_EXERCISE DIRECTIONS_. Leaving nothing out, print each line of the material exactly.

_SUPPLIED ENTRIES_.
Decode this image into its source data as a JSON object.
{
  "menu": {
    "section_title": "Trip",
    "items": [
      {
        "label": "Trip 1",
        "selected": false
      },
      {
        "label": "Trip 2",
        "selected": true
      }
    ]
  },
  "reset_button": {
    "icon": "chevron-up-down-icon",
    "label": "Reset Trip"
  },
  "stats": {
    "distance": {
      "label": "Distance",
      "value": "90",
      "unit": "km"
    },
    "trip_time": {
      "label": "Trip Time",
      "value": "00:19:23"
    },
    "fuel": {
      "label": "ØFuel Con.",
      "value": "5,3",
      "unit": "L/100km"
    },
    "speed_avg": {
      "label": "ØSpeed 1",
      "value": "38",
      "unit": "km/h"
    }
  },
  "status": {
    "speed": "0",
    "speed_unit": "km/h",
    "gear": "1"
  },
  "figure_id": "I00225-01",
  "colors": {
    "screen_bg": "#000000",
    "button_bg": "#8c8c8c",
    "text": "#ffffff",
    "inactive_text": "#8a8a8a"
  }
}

_WRITTEN REPLY_.
Decode this image into its source data as a JSON object.
{
  "menu": {
    "section_title": "Trip",
    "items": [
      {
        "label": "Trip 1",
        "selected": false
      },
      {
        "label": "Trip 2",
        "selected": true
      }
    ]
  },
  "reset_button": {
    "icon": "chevron-up-down-icon",
    "label": "Reset Trip"
  },
  "stats": {
    "distance": {
      "label": "Distance",
      "value": "90",
      "unit": "km"
    },
    "trip_time": {
      "label": "Trip Time",
      "value": "00:19:23"
    },
    "fuel": {
      "label": "ØFuel Con.",
      "value": "5,3",
      "unit": "L/100km"
    },
    "speed_avg": {
      "label": "ØSpeed 1",
      "value": "38",
      "unit": "km/h"
    }
  },
  "status": {
    "speed": "0",
    "speed_unit": "km/h",
    "gear": "1"
  },
  "figure_id": "I00225-01",
  "colors": {
    "screen_bg": "#000000",
    "button_bg": "#8c8c8c",
    "text": "#ffffff",
    "inactive_text": "#8a8a8a"
  }
}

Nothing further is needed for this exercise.